Wednesday, March 25, 2009

Tonight my kids had a short meeting each for their counseling groups they will be attending in the coming months. In Alyssa's group of 4-year-olds there will be 6 kids that lost a parent. In Luke's group of 7-9 year-olds there are 8 kids with various losses.

I went in with each of them separately for their meeting. I can't quite describe what it is like to sit in a chair next to your 4-year-old daughter and hear her say her daddy died in a motorcycle accident. The little body, the little face, the sweet young voice.
The terrible words.
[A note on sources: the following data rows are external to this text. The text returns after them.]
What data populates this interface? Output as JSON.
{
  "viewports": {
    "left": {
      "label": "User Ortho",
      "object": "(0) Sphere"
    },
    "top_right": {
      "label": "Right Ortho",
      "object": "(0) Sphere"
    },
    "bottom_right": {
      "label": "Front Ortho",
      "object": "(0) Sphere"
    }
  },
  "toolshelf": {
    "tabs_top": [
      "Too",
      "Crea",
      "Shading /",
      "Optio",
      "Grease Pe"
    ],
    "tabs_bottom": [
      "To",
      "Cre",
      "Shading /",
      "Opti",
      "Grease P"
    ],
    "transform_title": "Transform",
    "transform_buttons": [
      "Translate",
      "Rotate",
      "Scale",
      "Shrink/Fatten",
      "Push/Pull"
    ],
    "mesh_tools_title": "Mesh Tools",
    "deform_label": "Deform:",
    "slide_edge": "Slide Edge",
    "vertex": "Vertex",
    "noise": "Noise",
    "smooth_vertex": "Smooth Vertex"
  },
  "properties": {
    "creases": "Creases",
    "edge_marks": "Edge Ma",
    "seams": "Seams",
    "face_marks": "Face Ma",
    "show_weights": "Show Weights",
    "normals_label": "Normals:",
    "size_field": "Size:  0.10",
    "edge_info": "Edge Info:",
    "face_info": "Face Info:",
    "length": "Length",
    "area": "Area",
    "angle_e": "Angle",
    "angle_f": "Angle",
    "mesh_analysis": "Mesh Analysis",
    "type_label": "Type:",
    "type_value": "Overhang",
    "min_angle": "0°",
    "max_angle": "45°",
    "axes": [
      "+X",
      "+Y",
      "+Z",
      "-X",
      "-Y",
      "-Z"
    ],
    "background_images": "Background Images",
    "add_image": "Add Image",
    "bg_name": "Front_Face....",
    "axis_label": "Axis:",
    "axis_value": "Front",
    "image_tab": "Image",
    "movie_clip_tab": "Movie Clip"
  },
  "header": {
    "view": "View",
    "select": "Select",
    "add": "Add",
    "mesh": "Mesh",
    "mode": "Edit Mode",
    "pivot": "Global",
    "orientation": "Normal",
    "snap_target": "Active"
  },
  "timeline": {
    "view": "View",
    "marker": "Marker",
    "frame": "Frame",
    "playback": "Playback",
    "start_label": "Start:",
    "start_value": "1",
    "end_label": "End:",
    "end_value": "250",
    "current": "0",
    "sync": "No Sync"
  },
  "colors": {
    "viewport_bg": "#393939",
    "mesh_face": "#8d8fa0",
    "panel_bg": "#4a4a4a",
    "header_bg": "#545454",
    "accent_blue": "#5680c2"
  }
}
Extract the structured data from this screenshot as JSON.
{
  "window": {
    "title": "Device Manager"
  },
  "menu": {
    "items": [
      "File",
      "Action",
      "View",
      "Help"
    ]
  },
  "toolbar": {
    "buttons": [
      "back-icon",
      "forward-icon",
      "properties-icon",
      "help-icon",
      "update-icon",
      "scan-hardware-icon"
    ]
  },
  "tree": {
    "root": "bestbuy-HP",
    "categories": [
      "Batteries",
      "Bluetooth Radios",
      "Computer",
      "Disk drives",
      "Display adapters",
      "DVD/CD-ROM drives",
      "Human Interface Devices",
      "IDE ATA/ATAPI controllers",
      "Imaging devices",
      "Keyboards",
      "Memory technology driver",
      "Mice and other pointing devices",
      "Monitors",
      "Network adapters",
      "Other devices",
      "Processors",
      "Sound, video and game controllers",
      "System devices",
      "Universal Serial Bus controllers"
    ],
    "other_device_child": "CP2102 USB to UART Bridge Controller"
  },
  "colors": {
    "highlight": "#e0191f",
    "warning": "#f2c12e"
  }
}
I have been struggling lately for several different reasons I think. I don't need anything specifically. I am just finding myself to be very angry with my husband. It is something that I hesitate to write about here because I know many of you knew and love him very much. And so do I. But what is different from me and you is that I was his wife (a role that commands various degrees of respect from people). And I am doing the work that he left behind. You are not. Only I see the pictures my kids bring home of three people in our family and have it rip my heart out every time. Only I have conversations with them over and over about how their daddy died, about death in general and about when others will die. Only I bare the responsibility of taking care of this life that we built together, which is logistically a lot of work. Only I lay awake at night wondering how my children's young minds process death and worry about things like whether they might do something crazy and "in the moment" in order to see their daddy again, not understanding the permanence of death. Only I had to go through his belongings and give them away. Only I am left dealing with probate lawyers and judges and paperwork and doing stupid stuff that could have been avoided had we had a will. I could go on with this list for hours, and trust me, these things are not even close to being the most painful things I deal with. Only I am living this life, which is a tangled web of deep love, yes, for Joe, but a lot of work for me. And not work that I want to do. Not the life that I ever wanted or want to live. It's just not. And it did not have to be this way.

Over and over Joe and I had conversations about how risky it was to be riding a motorcycle. I know he was doing nothing wrong that day. But riding a bike leaves you vulnerable. And he had two young children and a wife. But he chose it anyway.

Look, I am the first person to tell you that I believe that a person should live the life that they want to live. That is why I would never hold Joe back from living and doing something that he loved, like riding his bike. But damn, why did he have to want that? Why couldn't he have looked at me and Luke and Alyssa and decided it wasn't worth it?

If he could have seen his daughter's innocent little face say those words tonight I bet he would have wished he made a different choice. No matter how good riding felt to him, there is nothing worth hearing those words from your child's mouth. But he doesn't have to see her there. Only I do.

And yeah, right now I am pretty pissed about it.


Katie said...


I completely get it. I am thinking of you.


Heather said...

Ditto what Katie said, including the xoxo.

Sheila said...

What you are feeling is natural and understandable. I understand the guilt associated with writing those words, but it's where you are. You have to be honest with that.

You have constant, unconditional support.